Carolee Dean has made numerous appearances as a guest poet/author at schools, libraries, poetry events, and teacher/library conferences. She holds a bachelor's degree in music therapy and a master's degree in communicative disorders, and she has spent over a decade working in the public schools as a speech-language pathologist. Her first novel, Comfort,was nominated as a Best Book for Young Adults, was named the Best YA Novel of 2002 by the Texas Institute of Letters, and was on the TAYSHAS (Texas Library Association) reading list. She conducts teacher trainings on inspiring reluctant writers including "The Secret Language of Stories" and "Random Acts of Haiku."
To find teacher's guides, writing activities, and information about author visits, go to my website.
Kimberley Griffiths Little is the recipient of the Southwest Book Award, The Whitney Award for Best Youth Novel of 2010, and the author of the highly acclaimed, The Healing Spell and Circle of Secrets, published by Scholastic Press. Look for her books at the Scholastic Book Fairs, as well as two more forthcoming novels in 2012 and 2013. She lives on a dirt road in a small town by the Rio Grande with her husband, a robotics engineer and their three sons. Kimberley is a favorite speaker at schools around the country, presenting "The Creative Diary", a highly successful writing workshop and has been a speaker at many conferences.

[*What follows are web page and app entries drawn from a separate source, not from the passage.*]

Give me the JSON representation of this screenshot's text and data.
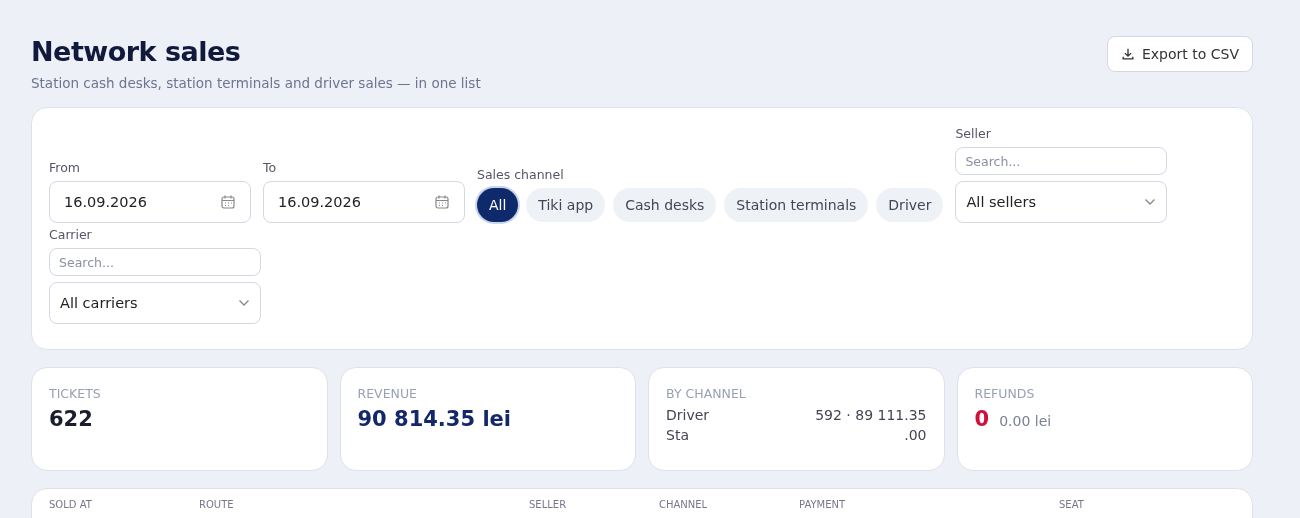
{
  "header": {
    "title": "Network sales",
    "subtitle": "Station cash desks, station terminals and driver sales — in one list",
    "export_button": "Export to CSV"
  },
  "filters": {
    "from": {
      "label": "From",
      "value": "16.09.2026"
    },
    "to": {
      "label": "To",
      "value": "16.09.2026"
    },
    "sales_channel": {
      "label": "Sales channel",
      "options": [
        {
          "label": "All",
          "selected": true
        },
        {
          "label": "Tiki app",
          "selected": false
        },
        {
          "label": "Cash desks",
          "selected": false
        },
        {
          "label": "Station terminals",
          "selected": false
        },
        {
          "label": "Driver",
          "selected": false
        }
      ]
    },
    "seller": {
      "label": "Seller",
      "placeholder": "Search...",
      "value": "All sellers"
    },
    "carrier": {
      "label": "Carrier",
      "placeholder": "Search...",
      "value": "All carriers"
    }
  },
  "stats": [
    {
      "kind": "plain",
      "label": "TICKETS",
      "value": "622"
    },
    {
      "kind": "money",
      "label": "REVENUE",
      "value": "90 814.35 lei"
    },
    {
      "kind": "channels",
      "label": "BY CHANNEL",
      "rows": [
        {
          "name": "Driver",
          "value": "592 · 89 111.35"
        },
        {
          "name": "Sta",
          "value": ".00"
        }
      ]
    },
    {
      "kind": "refunds",
      "label": "REFUNDS",
      "count": "0",
      "amount": "0.00 lei"
    }
  ],
  "table": {
    "columns": [
      "SOLD AT",
      "ROUTE",
      "SELLER",
      "CHANNEL",
      "PAYMENT",
      "SEAT"
    ]
  }
}
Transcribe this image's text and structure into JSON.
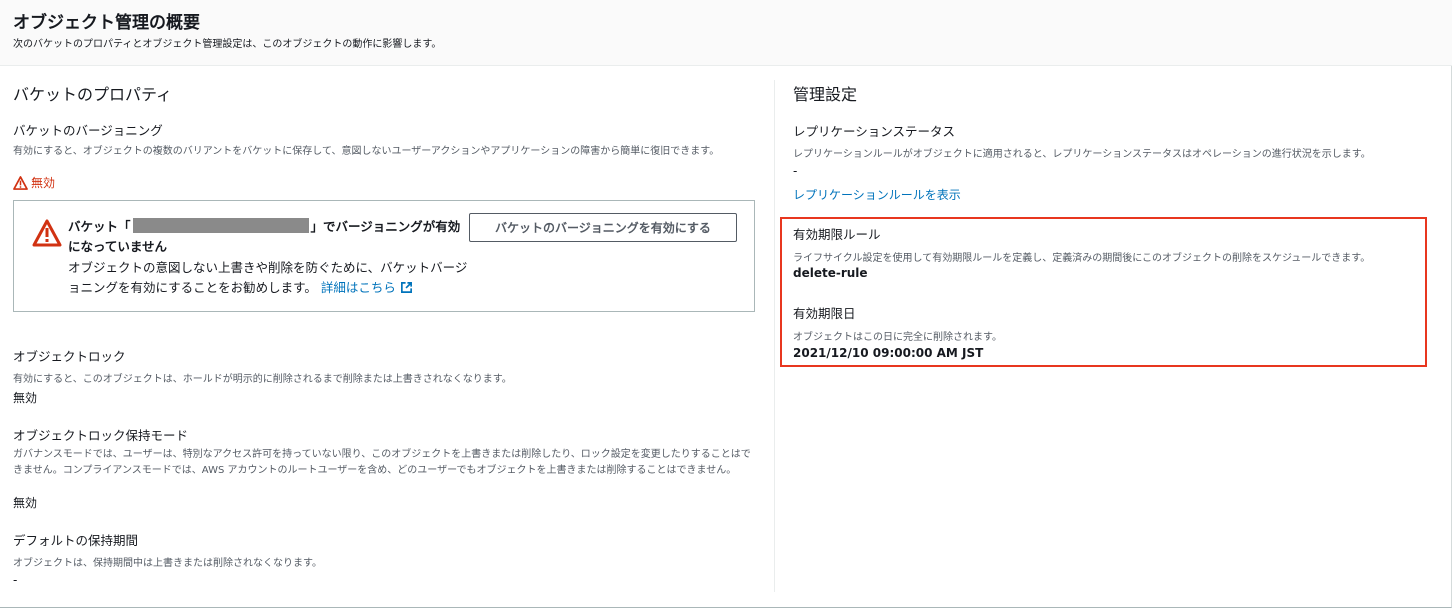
{
  "header": {
    "title": "オブジェクト管理の概要",
    "description": "次のバケットのプロパティとオブジェクト管理設定は、このオブジェクトの動作に影響します。"
  },
  "bucket_properties": {
    "heading": "バケットのプロパティ",
    "versioning": {
      "label": "バケットのバージョニング",
      "description": "有効にすると、オブジェクトの複数のバリアントをバケットに保存して、意図しないユーザーアクションやアプリケーションの障害から簡単に復旧できます。",
      "status": "無効",
      "status_icon": "warning-icon",
      "status_color": "#d13212"
    },
    "alert": {
      "title_prefix": "バケット「",
      "title_suffix": "」でバージョニングが有効になっていません",
      "body": "オブジェクトの意図しない上書きや削除を防ぐために、バケットバージョニングを有効にすることをお勧めします。",
      "link_text": "詳細はこちら",
      "button_label": "バケットのバージョニングを有効にする",
      "icon": "warning-triangle-icon",
      "icon_color": "#d13212"
    },
    "object_lock": {
      "label": "オブジェクトロック",
      "description": "有効にすると、このオブジェクトは、ホールドが明示的に削除されるまで削除または上書きされなくなります。",
      "value": "無効"
    },
    "lock_mode": {
      "label": "オブジェクトロック保持モード",
      "description": "ガバナンスモードでは、ユーザーは、特別なアクセス許可を持っていない限り、このオブジェクトを上書きまたは削除したり、ロック設定を変更したりすることはできません。コンプライアンスモードでは、AWS アカウントのルートユーザーを含め、どのユーザーでもオブジェクトを上書きまたは削除することはできません。",
      "value": "無効"
    },
    "retention_period": {
      "label": "デフォルトの保持期間",
      "description": "オブジェクトは、保持期間中は上書きまたは削除されなくなります。",
      "value": "-"
    }
  },
  "management": {
    "heading": "管理設定",
    "replication": {
      "label": "レプリケーションステータス",
      "description": "レプリケーションルールがオブジェクトに適用されると、レプリケーションステータスはオペレーションの進行状況を示します。",
      "value": "-",
      "link_text": "レプリケーションルールを表示"
    },
    "expiration_rule": {
      "label": "有効期限ルール",
      "description": "ライフサイクル設定を使用して有効期限ルールを定義し、定義済みの期間後にこのオブジェクトの削除をスケジュールできます。",
      "value": "delete-rule"
    },
    "expiration_date": {
      "label": "有効期限日",
      "description": "オブジェクトはこの日に完全に削除されます。",
      "value": "2021/12/10 09:00:00 AM JST"
    },
    "highlight_color": "#e8361f"
  },
  "colors": {
    "link": "#0073bb",
    "text": "#16191f",
    "secondary_text": "#545b64",
    "border": "#aab7b8"
  }
}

Please visit her website to download free Teacher's Guides and Book Club Guides.